Words of wisdom for current and future campers?
Just be nice. Everyone loves a genuinely nice person at camp…and everywhere else.
What is your favorite camp tradition?
My competitive side says Color War, but my romantic side says coed dances.
What was your favorite camp food?
Nothing jumps out at me here, except the entire salad bar that got tossed around the Indian Acres Dining Hall during the epic food fight Color War break in ‘94.
What is your favorite camp cheer?
Brown Team’s “I.U.P.” Color War cheer. Makes zero sense, but brings back great memories.
What did you prefer – pool or lake?
Neither – I successfully skipped instructional swim for 7 straight summers and never went to the lake. But if I had to choose something, it’s definitely the Saco River…camp’s true waterfront.
Sports or arts?
Sports. All day.
Favorite canteen candy?
Favorite / most requested item on visiting day?
My sister. She went to camp 45 minutes away, and I always wanted her to leave Visiting Day at her camp and come to mine.
What was your favorite camp activity?
Baseball. I could literally spend all day on the diamond with my friends and legendary baseball coach, Gary McClurg (who came to my wedding and hit fly balls for everyone 2 hours before the ceremony)
If you had to have something from camp tattooed on you, what would it be?
The sunset over the Saco on Sunday nights.
What is your favorite camp word/expression?
Favorite camp memento?
Did you ever get homesick at camp? How did you deal with that?
Real bad – first summer in ’89. But I stuck it out for two months and never turned back.
Everyone loves a camp love story…got anything good for us?
DISCLAIMER: Kids don’t try this at camp! The rules have changed…
Our last summer as campers, my four friends and I decided to sneak out of our cabin in the middle of the night and meet our girlfriends. We planned it out for weeks, dressed in all black and dove into the bushes every time we thought we saw someone coming (mostly for effect). We got to the camp after a long trek – sneaking around just to make it more dangerous and movie-like. The girls? Never showed up. But us? We walked around camp the next day feeling like legends. We told the Head Counselor about the entire story in the off-season and he played it off like everyone knew, but no one did. It’s never been attempted again to this day…or at least I like to think that!

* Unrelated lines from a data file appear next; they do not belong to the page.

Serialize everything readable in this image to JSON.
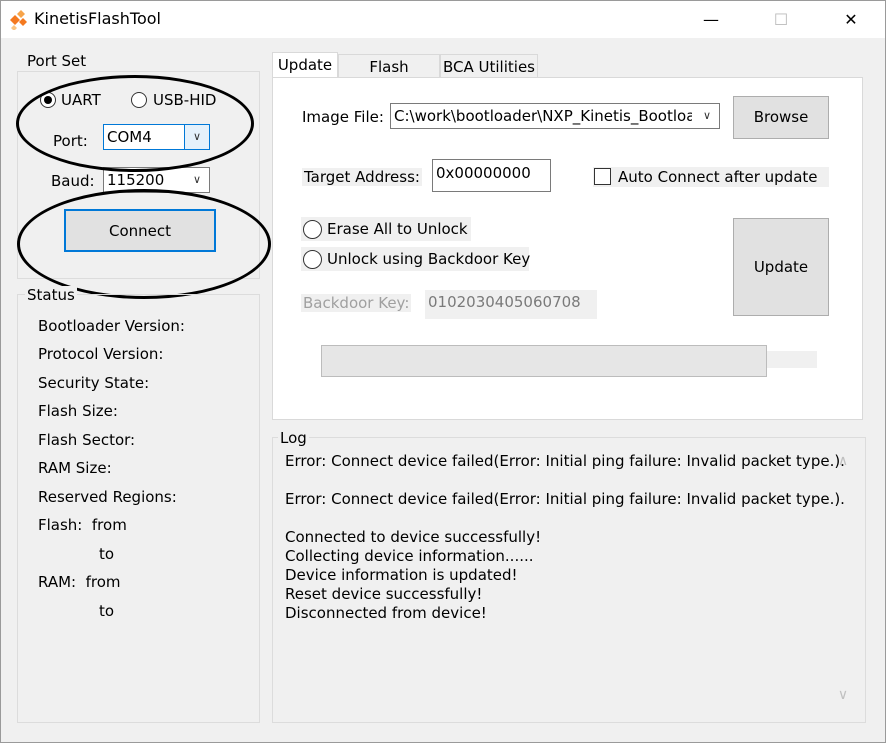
{
  "window": {
    "title": "KinetisFlashTool",
    "minimize": "—",
    "maximize": "☐",
    "close": "✕"
  },
  "port_set": {
    "label": "Port Set",
    "radio_uart": "UART",
    "radio_usbhid": "USB-HID",
    "port_label": "Port:",
    "port_value": "COM4",
    "baud_label": "Baud:",
    "baud_value": "115200",
    "connect_button": "Connect"
  },
  "status": {
    "label": "Status",
    "bootloader_version": "Bootloader Version:",
    "protocol_version": "Protocol Version:",
    "security_state": "Security State:",
    "flash_size": "Flash Size:",
    "flash_sector": "Flash Sector:",
    "ram_size": "RAM Size:",
    "reserved_regions": "Reserved Regions:",
    "flash_from": "Flash:  from",
    "flash_to": "to",
    "ram_from": "RAM:  from",
    "ram_to": "to"
  },
  "tabs": [
    "Update",
    "Flash Utilities",
    "BCA Utilities"
  ],
  "update": {
    "image_file_label": "Image File:",
    "image_file_value": "C:\\work\\bootloader\\NXP_Kinetis_Bootloader",
    "browse_button": "Browse",
    "target_address_label": "Target Address:",
    "target_address_value": "0x00000000",
    "auto_connect_label": "Auto Connect after update",
    "erase_all_label": "Erase All to Unlock",
    "unlock_backdoor_label": "Unlock using Backdoor Key",
    "backdoor_key_label": "Backdoor Key:",
    "backdoor_key_value": "0102030405060708",
    "update_button": "Update",
    "progress": 0
  },
  "log": {
    "label": "Log",
    "lines": [
      "Error: Connect device failed(Error: Initial ping failure: Invalid packet type.).",
      "Error: Connect device failed(Error: Initial ping failure: Invalid packet type.).",
      "Connected to device successfully!",
      "Collecting device information......",
      "Device information is updated!",
      "Reset device successfully!",
      "Disconnected from device!"
    ]
  }
}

In 2009, Scot and his wife created Camp POWER with the mission of giving kids in Brooklyn’s most underfunded and violent neighborhoods a week of pure overnight summer-camp fun, for free!
Camp POWER’s mission is to provide kids with not only an opportunity to experience a world outside of Brooklyn, but also a chance to truly act their age and simply be kids! Upon arrival at camp, every child is given the original hands-free device — a brand new STATE Bag! Summer 365 is proud to support Country Roads Foundation and Camp Power through our GIVE SUM Scholarship Fund.
Help give bags to this year’s POWER kids by getting one for yourself! For the entire month of June, one bag sold will equal one bag delivered to a Camp POWER camper. You get one, they give one!
Plug in the code POWER2014 at checkout for 25% off all orders.
Camp POWER, STATE and Summer 365 have your back!